- As opposed to the patriot Walraven Van Hall who stood for Dutch people by funding the Dutch resistance for all we know, Riphagen literally ripped the country off for his own good. He was a traitor who treacherously stole the riches, handed Jews over to the Nazis, systematically hunted and brought down the resistance and subdued any kind of justice. ‘Riphagen – The Untouchable’ is essentially an account of the spiteful activities undertaken by Riphagen and their consequences.
- Red Trees (2017)
- Award-winning director Marina Willer’s father was among 12 Jewish families to survive the Nazi occupation of Prague during the Second World War. In Red Trees, she traces the perilous journey taken by the family, as told through the voice of her father, Alfred (narrated by Tim Pigott-Smith), from war-torn Eastern Europe to the solace of South America.
- The Photographer of Mauthausen (2018)
- The Photographer of Mauthausen, also known as El fotógrafo de Mauthausen, is a 2018 Spanish biography drama historical film. Based on real events, the film revolves around Francesc Boix is a Spaniard inmate in the Nazi concentration camp of Mauthausen in Austria who tries to save the evidences of the horrors committed inside its walls.
- Hitler’s Steel Beast (2016)
- A defining documentary about Hitler’s specially-built train that could withstand attacks from bombs, bullets, and aerial warfare, ‘Hitler’s Steel Beast’ might not be a film that “highlights” the holocaust but definitely touches upon it at many points. The movie begins with how Hitler’s train was a bunker, his headquarter and refuge on wheels, an Air Force One of sorts, only not airborne. It is said that Hitler took many decisive meetings onboard his Steel Beast, made history and was confined in it during the final days of the war. Dispelling rumors and telling us about the “lost treasure” of the second world war, very few records remain of Hitler’s Steel Beast to this day. Set during the days of the Holocaust until the death of Hitler, perhaps this was the most famous train of the time.
- Hitler’s Olympics (2016)

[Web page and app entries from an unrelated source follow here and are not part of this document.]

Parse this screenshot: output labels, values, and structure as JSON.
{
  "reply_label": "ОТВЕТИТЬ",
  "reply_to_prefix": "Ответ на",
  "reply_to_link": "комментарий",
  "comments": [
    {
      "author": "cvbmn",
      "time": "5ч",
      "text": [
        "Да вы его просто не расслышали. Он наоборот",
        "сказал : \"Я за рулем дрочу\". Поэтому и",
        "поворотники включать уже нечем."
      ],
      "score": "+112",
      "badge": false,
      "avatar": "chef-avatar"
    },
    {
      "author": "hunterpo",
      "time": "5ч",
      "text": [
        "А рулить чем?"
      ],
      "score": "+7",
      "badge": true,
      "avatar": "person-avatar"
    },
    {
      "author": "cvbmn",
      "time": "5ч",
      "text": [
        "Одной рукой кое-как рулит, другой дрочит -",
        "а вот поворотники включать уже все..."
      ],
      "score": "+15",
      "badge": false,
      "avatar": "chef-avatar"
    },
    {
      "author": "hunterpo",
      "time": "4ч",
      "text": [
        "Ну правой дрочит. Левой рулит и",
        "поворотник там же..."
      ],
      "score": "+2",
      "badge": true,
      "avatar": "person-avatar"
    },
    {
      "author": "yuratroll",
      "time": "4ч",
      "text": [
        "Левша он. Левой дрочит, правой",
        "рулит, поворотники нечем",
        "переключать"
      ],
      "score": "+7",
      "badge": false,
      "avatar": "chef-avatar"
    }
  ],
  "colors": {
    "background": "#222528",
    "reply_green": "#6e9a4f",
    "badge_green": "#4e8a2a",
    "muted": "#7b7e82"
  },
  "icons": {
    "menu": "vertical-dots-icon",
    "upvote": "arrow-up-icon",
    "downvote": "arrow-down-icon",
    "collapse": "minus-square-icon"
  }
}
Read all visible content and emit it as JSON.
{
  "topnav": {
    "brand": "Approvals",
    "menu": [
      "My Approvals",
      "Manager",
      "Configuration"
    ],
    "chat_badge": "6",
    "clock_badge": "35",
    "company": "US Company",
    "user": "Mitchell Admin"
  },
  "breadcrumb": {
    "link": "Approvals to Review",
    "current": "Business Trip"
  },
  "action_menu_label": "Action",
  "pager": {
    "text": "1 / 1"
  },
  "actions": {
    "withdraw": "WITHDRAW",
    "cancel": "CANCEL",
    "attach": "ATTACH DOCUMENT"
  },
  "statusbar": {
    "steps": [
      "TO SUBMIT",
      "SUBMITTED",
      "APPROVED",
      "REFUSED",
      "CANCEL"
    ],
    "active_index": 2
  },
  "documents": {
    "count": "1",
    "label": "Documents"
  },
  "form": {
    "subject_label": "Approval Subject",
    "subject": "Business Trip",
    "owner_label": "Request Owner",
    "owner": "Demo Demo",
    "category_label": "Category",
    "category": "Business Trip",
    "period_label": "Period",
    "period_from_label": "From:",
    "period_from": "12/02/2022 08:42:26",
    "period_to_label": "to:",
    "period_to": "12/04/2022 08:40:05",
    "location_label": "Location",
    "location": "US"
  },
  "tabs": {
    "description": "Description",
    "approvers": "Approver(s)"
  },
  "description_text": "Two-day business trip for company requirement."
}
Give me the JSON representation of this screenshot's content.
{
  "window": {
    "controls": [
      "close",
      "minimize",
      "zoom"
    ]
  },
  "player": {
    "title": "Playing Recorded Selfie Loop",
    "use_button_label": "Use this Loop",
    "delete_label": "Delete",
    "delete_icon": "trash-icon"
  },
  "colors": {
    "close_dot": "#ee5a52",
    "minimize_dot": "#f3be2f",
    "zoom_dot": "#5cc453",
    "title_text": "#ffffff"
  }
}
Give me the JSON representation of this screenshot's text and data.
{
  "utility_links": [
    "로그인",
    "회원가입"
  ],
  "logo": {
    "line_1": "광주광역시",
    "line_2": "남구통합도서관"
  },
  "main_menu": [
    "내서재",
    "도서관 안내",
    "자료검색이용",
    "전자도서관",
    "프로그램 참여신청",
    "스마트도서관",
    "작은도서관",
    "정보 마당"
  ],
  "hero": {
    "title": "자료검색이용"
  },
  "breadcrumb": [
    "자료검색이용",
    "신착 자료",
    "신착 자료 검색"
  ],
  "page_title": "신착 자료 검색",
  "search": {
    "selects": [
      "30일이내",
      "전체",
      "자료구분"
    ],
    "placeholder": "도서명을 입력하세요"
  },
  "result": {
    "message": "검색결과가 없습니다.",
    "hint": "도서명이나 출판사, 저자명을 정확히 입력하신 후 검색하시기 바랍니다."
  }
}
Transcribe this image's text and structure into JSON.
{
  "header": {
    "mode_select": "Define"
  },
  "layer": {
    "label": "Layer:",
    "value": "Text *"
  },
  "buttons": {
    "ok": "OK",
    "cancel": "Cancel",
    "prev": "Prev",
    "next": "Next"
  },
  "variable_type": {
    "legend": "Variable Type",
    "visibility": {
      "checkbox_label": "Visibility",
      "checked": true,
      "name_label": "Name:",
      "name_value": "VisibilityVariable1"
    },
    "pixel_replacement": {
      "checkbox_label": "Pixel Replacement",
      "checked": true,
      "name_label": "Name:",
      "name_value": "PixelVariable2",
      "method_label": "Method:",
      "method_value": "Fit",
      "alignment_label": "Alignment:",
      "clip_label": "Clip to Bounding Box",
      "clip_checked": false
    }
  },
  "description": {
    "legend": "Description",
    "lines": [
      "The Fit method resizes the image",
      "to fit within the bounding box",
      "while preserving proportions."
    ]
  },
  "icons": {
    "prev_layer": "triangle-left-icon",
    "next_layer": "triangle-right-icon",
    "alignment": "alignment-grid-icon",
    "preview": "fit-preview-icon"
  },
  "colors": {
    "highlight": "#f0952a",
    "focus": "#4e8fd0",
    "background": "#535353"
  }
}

- The 1936 Olympic Games is well-regarded as the most controversial edition of the game in its modern avatar. Hosted in the city of Berlin by Nazi Germany, the Games opened up the world to the world of Hitler for the first time. Interestingly, Hitler at first was not that interested in hosting the Games because he did not care about international goodwill to any degree. He later agreed after his advisors told him this could be a great opportunity to spread Nazi propaganda. The US had earlier said that they would withdraw their participation if Jewish athletes were harmed in any way. The Games were for the first and only time during Hitler’s rule that the Nazis did not prosecute the Jews living in the country. This is a very important documentary about the most politically tense Olympic Games of all time.
- Nazi Concentration Camps (1945)
Available on Amazon
- The Pianist (2002)
- This powerful biographical drama directed by Roman Polanski is based on the Holocaust memoir of Polish-Jewish pianist and composer Władysław Szpilman (played by Adrien Brody).
- The Pianist (2002)
- Sarah’s Key (2011)
- An American journalist discovers a mysterious family story to the French Vel’d’Hiv Roundup in 1942. Sixty years later, the truth remains unknown.
- In Darkness (2012)
- Based on the true story of a Polish sewer worker who helps a group of Jews escape Nazi persecution.
- Son of Saul (2015)
- Winner of the Academy Awards for best foreign language film, director László Nemes’ drama revolves around Saul Ausländer (Géza Röhrig), an inmate chosen to work in the Sonderkommando at Auschwitz. Aside from the unspeakable horror he witnesses, he sees a boy among the bodies who might be his son, and feels he must find a rabbi to give the child a proper Jewish burial.
- Sarah’s Key (2011)